Like the Sopranos and Breaking Bad, The Shield is at its heart about family. The Strike Team is a brotherhood, their loyalty to each other taking priority over all else—often their own blood. And Mackey, the team’s paterfamilias, will do anything for his kids, even if it means covering up Vendrell’s racially-charged beating of a fellow cop. Detectives Holland “Dutch” Wagonbach, brilliant yet socially awkward, and Claudette Wyms, a dedicated Black detective who rose through the ranks when there were few African Americans on the force, forge an uneasy alliance at first, but eventually come to rely on each other. Vic’s wife, Corrine, is played by creator Shawn Ryan’s real-life spouse Cathy Cahlin Ryan, and his eldest daughter, Cassidy, is played by Michael Chiklis’s real-life daughter Autumn (now an author in her own right).Like the Sopranos and Breaking Bad, The Shield is at its heart about family.

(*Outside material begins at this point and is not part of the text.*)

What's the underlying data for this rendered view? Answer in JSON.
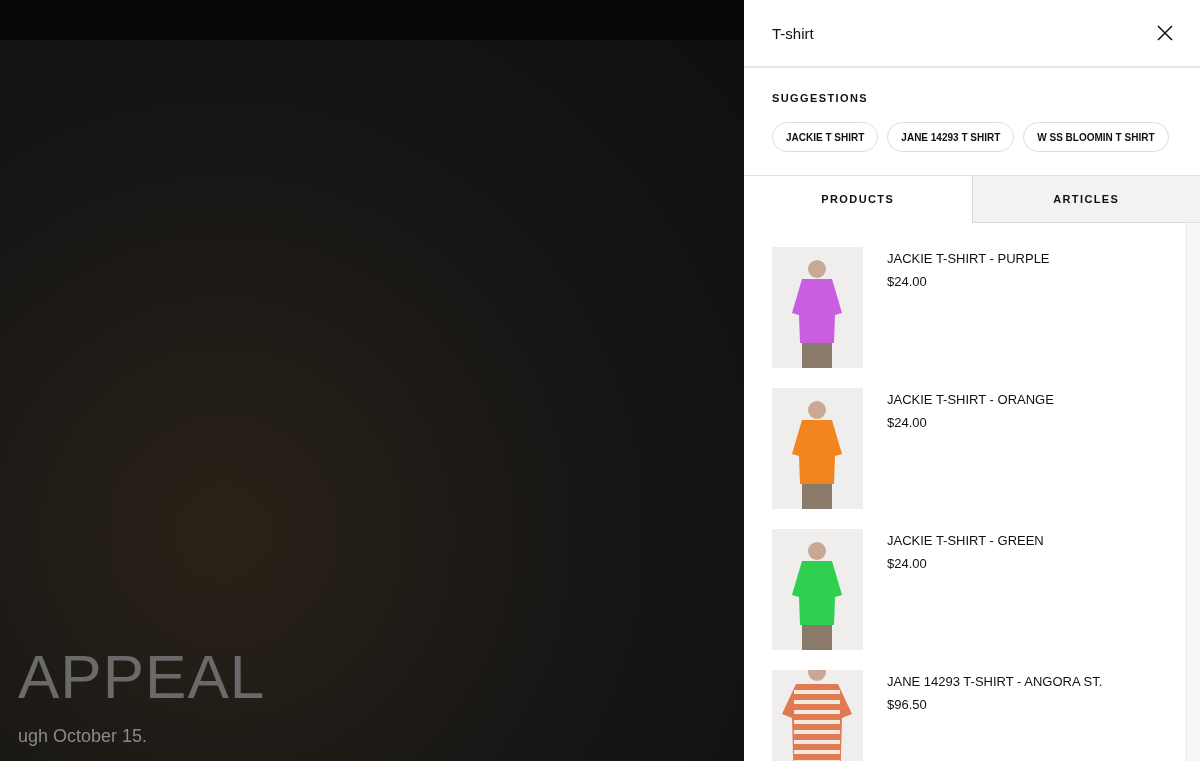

The Mackey/Vendrell relationship is the centerpiece of The Shield: Vic is Shane’s surrogate father, and Shane’s arrogance is cover for his insecurity and neediness. In one unforgettable scene, Shane visits Vic in the hospital as he recovers from a bullet wound. Vic, heavily drugged, promises to take Shane golfing once he’s on his feet. Shane nearly breaks down in tears. Shane desperately wants to follow in his surrogate father’s footsteps—but he doesn’t have Mackey’s intellect, foresight, or patience. And as Shane gradually becomes a Frankenstein of Vic’s own creation, the full, operatic tragedy of The Shield takes form.

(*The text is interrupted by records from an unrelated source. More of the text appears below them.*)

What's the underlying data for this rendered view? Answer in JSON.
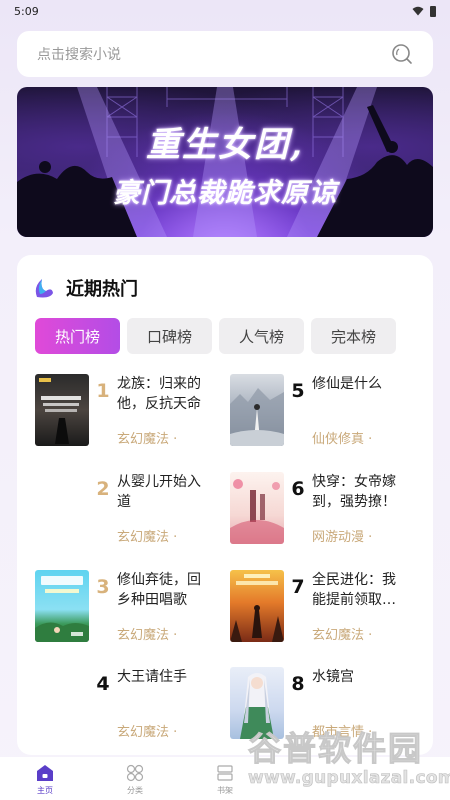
{
  "status": {
    "time": "5:09"
  },
  "search": {
    "placeholder": "点击搜索小说"
  },
  "banner": {
    "line1": "重生女团,",
    "line2": "豪门总裁跪求原谅"
  },
  "section": {
    "title": "近期热门"
  },
  "tabs": [
    "热门榜",
    "口碑榜",
    "人气榜",
    "完本榜"
  ],
  "books": [
    {
      "rank": "1",
      "title": "龙族：归来的他，反抗天命",
      "genre": "玄幻魔法 ·",
      "cover_label": "龙族：反抗天命"
    },
    {
      "rank": "2",
      "title": "从婴儿开始入道",
      "genre": "玄幻魔法 ·",
      "cover_label": ""
    },
    {
      "rank": "3",
      "title": "修仙弃徒，回乡种田唱歌",
      "genre": "玄幻魔法 ·",
      "cover_label": "修仙弃徒"
    },
    {
      "rank": "4",
      "title": "大王请住手",
      "genre": "玄幻魔法 ·",
      "cover_label": ""
    },
    {
      "rank": "5",
      "title": "修仙是什么",
      "genre": "仙侠修真 ·",
      "cover_label": ""
    },
    {
      "rank": "6",
      "title": "快穿：女帝嫁到，强势撩！",
      "genre": "网游动漫 ·",
      "cover_label": ""
    },
    {
      "rank": "7",
      "title": "全民进化：我能提前领取…",
      "genre": "玄幻魔法 ·",
      "cover_label": ""
    },
    {
      "rank": "8",
      "title": "水镜宫",
      "genre": "都市言情 ·",
      "cover_label": ""
    }
  ],
  "nav": [
    {
      "label": "主页",
      "icon": "home-icon"
    },
    {
      "label": "分类",
      "icon": "category-icon"
    },
    {
      "label": "书架",
      "icon": "bookshelf-icon"
    }
  ],
  "watermark": {
    "main": "谷普软件园",
    "url": "www.gupuxlazal.com"
  },
  "colors": {
    "accent": "#b34de6",
    "rank_gold": "#d8b27c",
    "genre": "#c9a97a"
  }
}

For seven seasons, The Shield more than held its own against two of the greatest crime shows of all time in The Sopranos and The Wire. Gritty and riveting, brutal yet heartwrenching, Vic Mackey’s corrupt soul eventually poisons everything around him, tearing lives and families apart as even he begins to realize the full, terrible scope of his actions, all leading to perhaps the greatest series finale in television history. In the final episodes of The Sopranos and Breaking Bad, the suspense is primarily driven by the question: “will Tony/Walter die?” But The Shield had something far more complicated, and far more harrowing, in mind. In the end, The Shield was never about whether Vic Mackey would live or die, but about the terrible legacy he created. Without Vic Mackey showing just how much the “hero” of a story could push the envelope, there may not have been a Walter White. The Shield holds up to this day as one of the greatest—and most influential—television shows of all time.